Local resident prepares for world MMA event

By Kevin Wilson
kwilson@cnjonline.com
Roy Saucedo had a bad life as a kid, and he says it’s part of the reason he fought all the time.

Staff photo: Kevin Wilson Roy “Hot Sauce” Saucedo, right, spars with Rico Urqizo of Clovis on Monday night. Saucedo is one of 40 fighters selected for the second annual King of the Cage World Amateur Championships.

Staff photo: Kevin Wilson
Roy “Hot Sauce” Saucedo, right, spars with Rico Urqizo of Clovis on Monday night. Saucedo is one of 40 fighters selected for the second annual King of the Cage World Amateur Championships.

Now 29, Saucedo is working for a chance to let fighting make his life better.

The Clovis resident is one of 40 mixed martial artists across the world invited to the Kings of the Cage Amateur II event, scheduled for April 18 in Ontario, California.

The event will feature 20 MMA fights, with all participants also competing for five professional MMA contracts — one for $100,000, two for $50,000 and two for $25,000.

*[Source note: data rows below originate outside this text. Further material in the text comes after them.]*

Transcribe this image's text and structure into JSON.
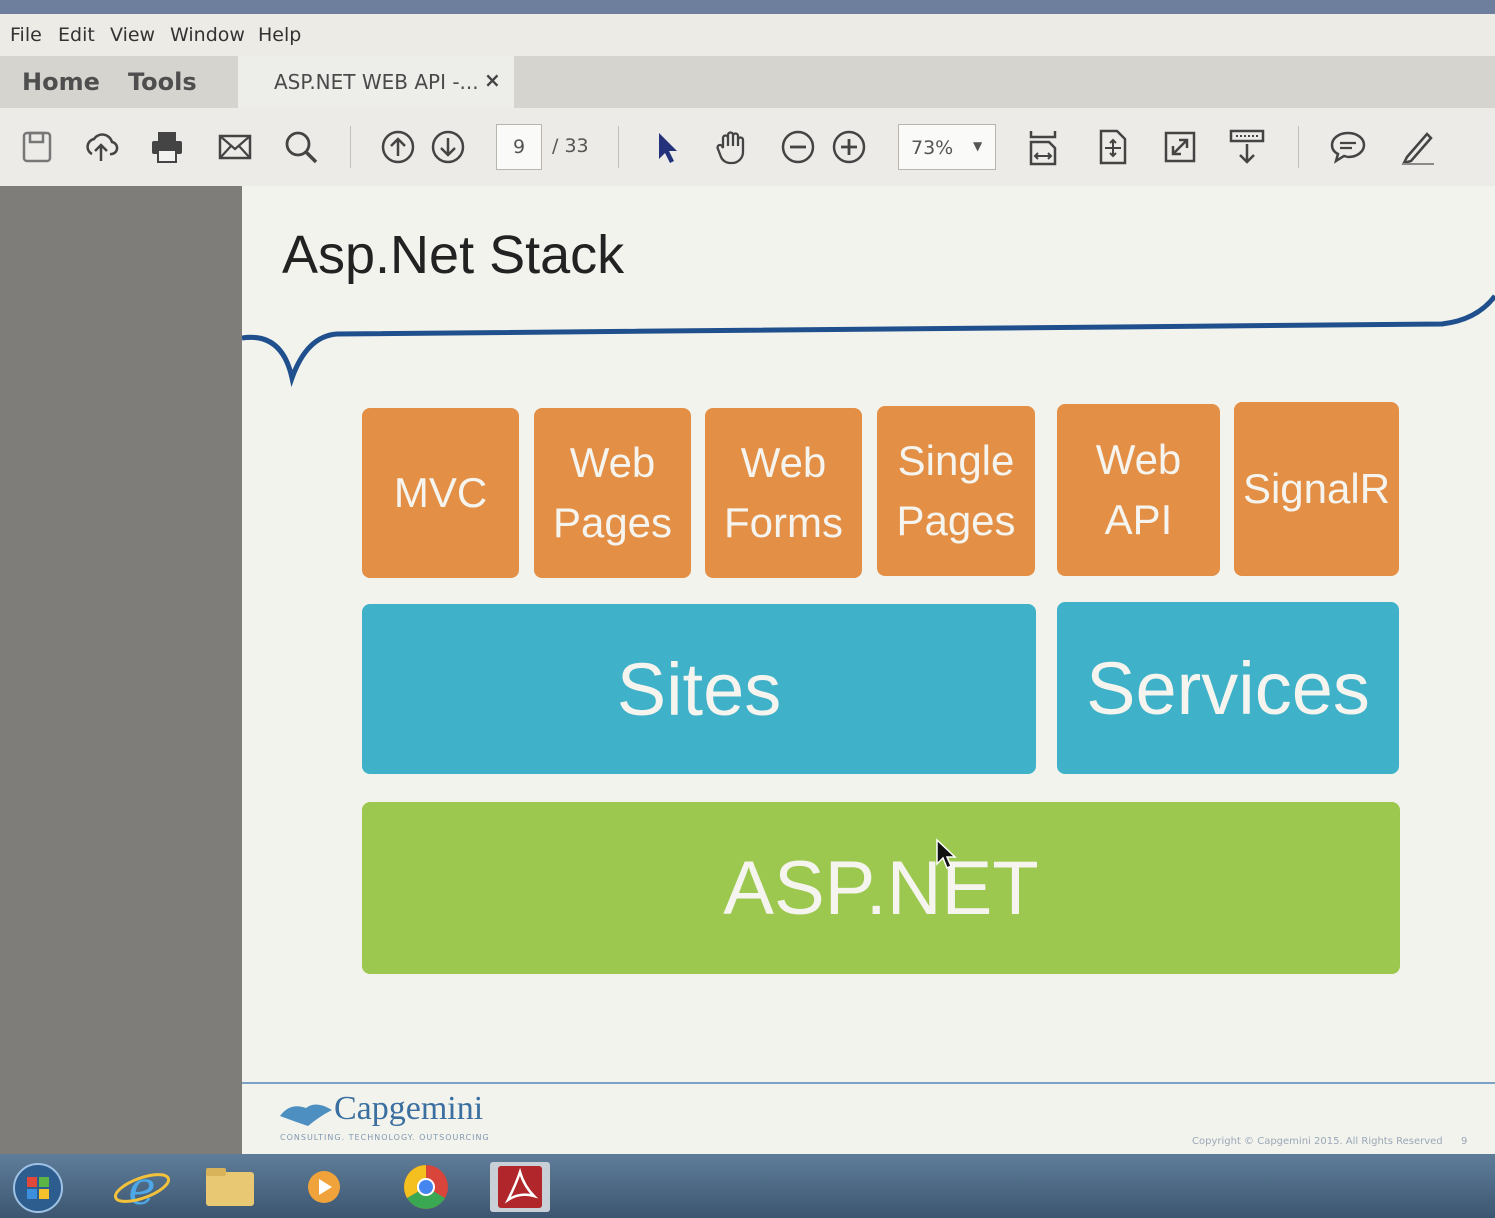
{
  "menu": [
    "File",
    "Edit",
    "View",
    "Window",
    "Help"
  ],
  "nav_tabs": [
    "Home",
    "Tools"
  ],
  "document_tab": {
    "title": "ASP.NET WEB API -...",
    "close": "×"
  },
  "toolbar": {
    "page_current": "9",
    "page_total": "/ 33",
    "zoom": "73%",
    "icons": [
      "save-icon",
      "upload-icon",
      "print-icon",
      "email-icon",
      "search-icon",
      "previous-page-icon",
      "next-page-icon",
      "select-arrow-icon",
      "hand-icon",
      "zoom-out-icon",
      "zoom-in-icon",
      "fit-width-icon",
      "fit-page-icon",
      "full-screen-icon",
      "read-mode-icon",
      "comment-icon",
      "pen-icon"
    ]
  },
  "slide": {
    "title": "Asp.Net Stack",
    "frameworks": [
      "MVC",
      "Web\nPages",
      "Web\nForms",
      "Single\nPages",
      "Web\nAPI",
      "SignalR"
    ],
    "sites": "Sites",
    "services": "Services",
    "platform": "ASP.NET",
    "colors": {
      "framework": "#e38f45",
      "sites": "#3fb1c8",
      "platform": "#9cc850"
    },
    "logo": "Capgemini",
    "logo_tagline": "CONSULTING. TECHNOLOGY. OUTSOURCING",
    "copyright": "Copyright © Capgemini 2015. All Rights Reserved",
    "page_number": "9"
  },
  "taskbar": {
    "apps": [
      "start-orb-icon",
      "internet-explorer-icon",
      "file-explorer-icon",
      "media-player-icon",
      "chrome-icon",
      "acrobat-icon"
    ]
  }
}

Saucedo, 9-0 as an amateur, was about to go professional until a promoter friend suggested he apply for KOTC. Still, he knew the odds were low with a field of more than 1,000 applicants.

“My jaw dropped,” Saucedo said. “I didn’t think it was going to happen. I’m still a bit shocked.”

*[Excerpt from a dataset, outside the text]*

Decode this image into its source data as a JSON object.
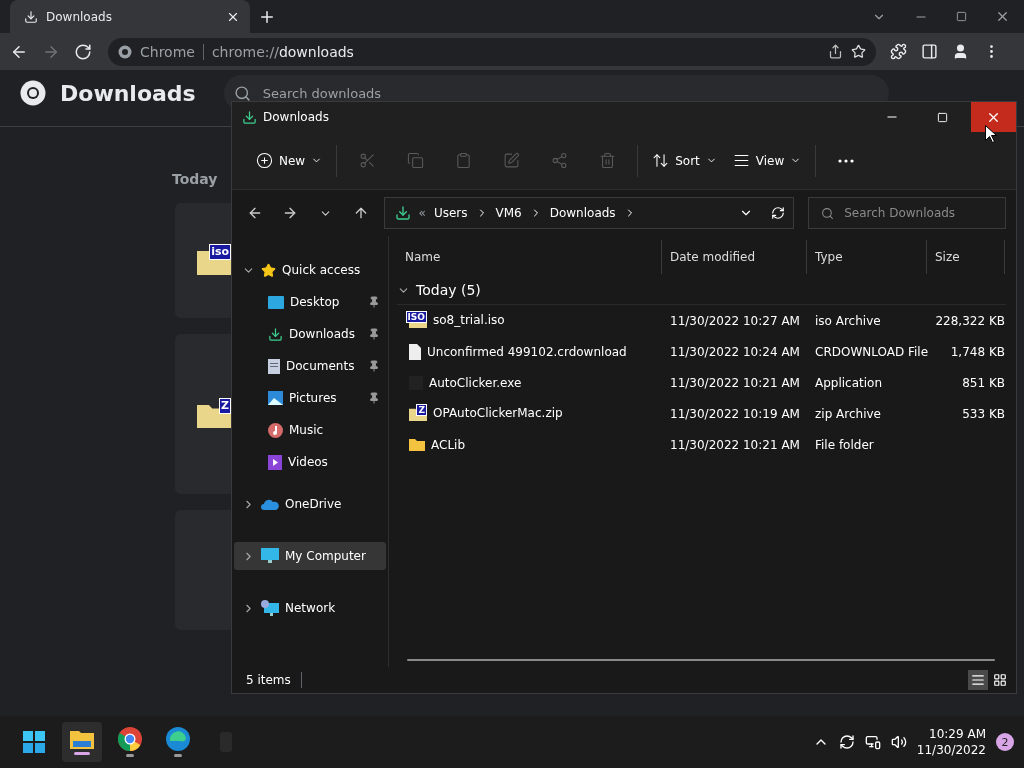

Saucedo’s been involved in MMA since September 2010, but the Lubbock native has fought all of his life.

His mother died of cancer in 1992, and Child Protective Services came in when his father wasn’t equipped to raise eight kids.

Staff photo: Kevin Wilson Roy “Hot Sauce” Saucedo of Clovis touches gloves before sparring Monday.

Staff photo: Kevin Wilson
Roy “Hot Sauce” Saucedo of Clovis touches gloves before sparring Monday.

Saucedo spent time in more than 20 foster homes, and  many of the kids he lived with would entertain themselves by goading him into fights.

“I would fight anybody and everybody,” Saucedo said. “I was a really messed up person; it was always getting me in trouble.”

But he never seemed to lose a fight, and an older brother suggested he try MMA and at least try to make some money out of it.

Saucedo called Eric Suan at Force of One in Clovis, and got a wake-up call himself on his first night in the gym.

“I got my butt kicked by everybody,” Saucedo said with a laugh. “A.J., a 16-year-old guy, choked me out.”

Suan, who has experience in jujitsu, tae kwon do and boxing, said Saucedo’s first day at the gym was typical.

“We get tons of guys off the street,” Suan said. “They want to fight. They get hit a few times, totally get outclassed. These guys (they face) are trained to fight. They’re usually humbled on the first day. If they come back and they’re there three months, we know they’re solid.”

But even on that first day, Suan said he knew Saucedo had something special.

“The guy doesn’t give up,” Suan said. “He might not have all the skills, but he has the biggest heart. He’s going to fight you all the way. That’s why he’s 9-0.”

Saucedo said without Suan and other fighters at Force of One supporting him, he wouldn’t be 9-0 or have pro opportunities.

The event will be broadcast live on MAVTV (DirecTV 214, Dish 248). Fighters at KOTC will be ranked for the professional contracts through a combination of judges panel votes, in-house spectator votes and online voters. The online component already under way.

Fighters can gain online votes now by having their athlete profiles liked and shared on Facebook. Saucedo is listed as Roy “Hot Sauce” Saucedo.

“They want fighters that are exciting, have a following and can move on to the next level,” Suan said.

Following his day job as a pump technician, Saucedo trains five nights a week, usually about 90 minutes per session. His current challenge is to drop from 170 pounds to 145 by the March 17 weigh-in.

Saucedo is motivated by the knowledge that any of those five contracts could change his family’s life. Saucedo and fiancee Hillary Rando are raising five children — one theirs, one from Hillary’s previous relationship and three from Saucedo’s common-law marriage to Ernestina Bara, who died in an Oct. 2011 car accident.

Saucedo said Bara always supported his MMA endeavors, and Rando and their kids are just as supportive.

“I love my kids, my kids love me; I love the one I’m with,” Saucedo said. “Life is good.”